→ **Exercise prompt**
Which of the lines in the listing that follows hold "have"? Pull each one out.

──────── The data ────────

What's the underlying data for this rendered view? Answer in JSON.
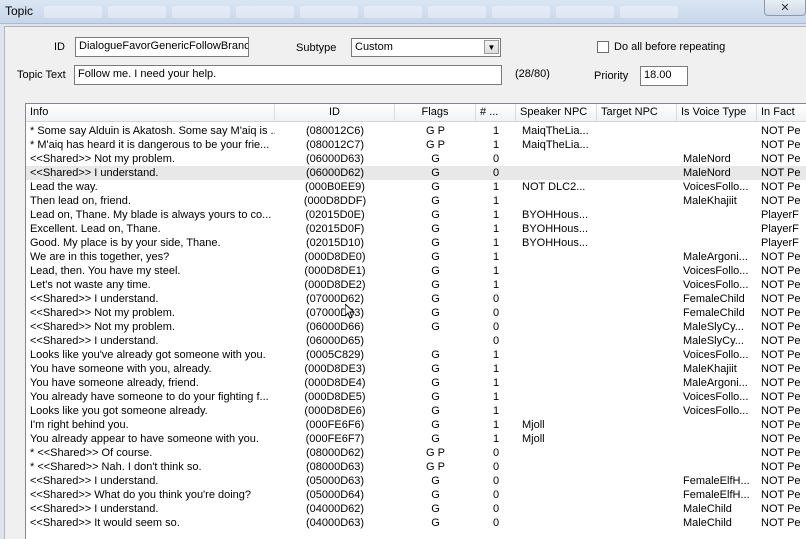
{
  "window": {
    "title": "Topic",
    "close_glyph": "✕"
  },
  "form": {
    "id_label": "ID",
    "id_value": "DialogueFavorGenericFollowBranch",
    "subtype_label": "Subtype",
    "subtype_value": "Custom",
    "do_all_label": "Do all before repeating",
    "topic_text_label": "Topic Text",
    "topic_text_value": "Follow me. I need your help.",
    "char_count": "(28/80)",
    "priority_label": "Priority",
    "priority_value": "18.00"
  },
  "table": {
    "columns": [
      "Info",
      "ID",
      "Flags",
      "# ...",
      "Speaker NPC",
      "Target NPC",
      "Is Voice Type",
      "In Fact"
    ],
    "selected_row": 3,
    "rows": [
      [
        "* Some say Alduin is Akatosh. Some say M'aiq is ...",
        "(080012C6)",
        "G P",
        "1",
        "MaiqTheLia...",
        "",
        "",
        "NOT Pe"
      ],
      [
        "* M'aiq has heard it is dangerous to be your frie...",
        "(080012C7)",
        "G P",
        "1",
        "MaiqTheLia...",
        "",
        "",
        "NOT Pe"
      ],
      [
        "<<Shared>> Not my problem.",
        "(06000D63)",
        "G",
        "0",
        "",
        "",
        "MaleNord",
        "NOT Pe"
      ],
      [
        "<<Shared>> I understand.",
        "(06000D62)",
        "G",
        "0",
        "",
        "",
        "MaleNord",
        "NOT Pe"
      ],
      [
        "Lead the way.",
        "(000B0EE9)",
        "G",
        "1",
        "NOT DLC2...",
        "",
        "VoicesFollo...",
        "NOT Pe"
      ],
      [
        "Then lead on, friend.",
        "(000D8DDF)",
        "G",
        "1",
        "",
        "",
        "MaleKhajiit",
        "NOT Pe"
      ],
      [
        "Lead on, Thane. My blade is always yours to co...",
        "(02015D0E)",
        "G",
        "1",
        "BYOHHous...",
        "",
        "",
        "PlayerF"
      ],
      [
        "Excellent. Lead on, Thane.",
        "(02015D0F)",
        "G",
        "1",
        "BYOHHous...",
        "",
        "",
        "PlayerF"
      ],
      [
        "Good. My place is by your side, Thane.",
        "(02015D10)",
        "G",
        "1",
        "BYOHHous...",
        "",
        "",
        "PlayerF"
      ],
      [
        "We are in this together, yes?",
        "(000D8DE0)",
        "G",
        "1",
        "",
        "",
        "MaleArgoni...",
        "NOT Pe"
      ],
      [
        "Lead, then. You have my steel.",
        "(000D8DE1)",
        "G",
        "1",
        "",
        "",
        "VoicesFollo...",
        "NOT Pe"
      ],
      [
        "Let's not waste any time.",
        "(000D8DE2)",
        "G",
        "1",
        "",
        "",
        "VoicesFollo...",
        "NOT Pe"
      ],
      [
        "<<Shared>> I understand.",
        "(07000D62)",
        "G",
        "0",
        "",
        "",
        "FemaleChild",
        "NOT Pe"
      ],
      [
        "<<Shared>> Not my problem.",
        "(07000D63)",
        "G",
        "0",
        "",
        "",
        "FemaleChild",
        "NOT Pe"
      ],
      [
        "<<Shared>> Not my problem.",
        "(06000D66)",
        "G",
        "0",
        "",
        "",
        "MaleSlyCy...",
        "NOT Pe"
      ],
      [
        "<<Shared>> I understand.",
        "(06000D65)",
        "",
        "0",
        "",
        "",
        "MaleSlyCy...",
        "NOT Pe"
      ],
      [
        "Looks like you've already got someone with you.",
        "(0005C829)",
        "G",
        "1",
        "",
        "",
        "VoicesFollo...",
        "NOT Pe"
      ],
      [
        "You have someone with you, already.",
        "(000D8DE3)",
        "G",
        "1",
        "",
        "",
        "MaleKhajiit",
        "NOT Pe"
      ],
      [
        "You have someone already, friend.",
        "(000D8DE4)",
        "G",
        "1",
        "",
        "",
        "MaleArgoni...",
        "NOT Pe"
      ],
      [
        "You already have someone to do your fighting f...",
        "(000D8DE5)",
        "G",
        "1",
        "",
        "",
        "VoicesFollo...",
        "NOT Pe"
      ],
      [
        "Looks like you got someone already.",
        "(000D8DE6)",
        "G",
        "1",
        "",
        "",
        "VoicesFollo...",
        "NOT Pe"
      ],
      [
        "I'm right behind you.",
        "(000FE6F6)",
        "G",
        "1",
        "Mjoll",
        "",
        "",
        "NOT Pe"
      ],
      [
        "You already appear to have someone with you.",
        "(000FE6F7)",
        "G",
        "1",
        "Mjoll",
        "",
        "",
        "NOT Pe"
      ],
      [
        "* <<Shared>> Of course.",
        "(08000D62)",
        "G P",
        "0",
        "",
        "",
        "",
        "NOT Pe"
      ],
      [
        "* <<Shared>> Nah. I don't think so.",
        "(08000D63)",
        "G P",
        "0",
        "",
        "",
        "",
        "NOT Pe"
      ],
      [
        "<<Shared>> I understand.",
        "(05000D63)",
        "G",
        "0",
        "",
        "",
        "FemaleElfH...",
        "NOT Pe"
      ],
      [
        "<<Shared>> What do you think you're doing?",
        "(05000D64)",
        "G",
        "0",
        "",
        "",
        "FemaleElfH...",
        "NOT Pe"
      ],
      [
        "<<Shared>> I understand.",
        "(04000D62)",
        "G",
        "0",
        "",
        "",
        "MaleChild",
        "NOT Pe"
      ],
      [
        "<<Shared>> It would seem so.",
        "(04000D63)",
        "G",
        "0",
        "",
        "",
        "MaleChild",
        "NOT Pe"
      ]
    ]
  }
}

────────

→ **Finished task**
        "Lead, then. You have my steel.",
        "You have someone with you, already.",
        "You have someone already, friend.",
        "You already have someone to do your fighting f...",
        "You already appear to have someone with you.",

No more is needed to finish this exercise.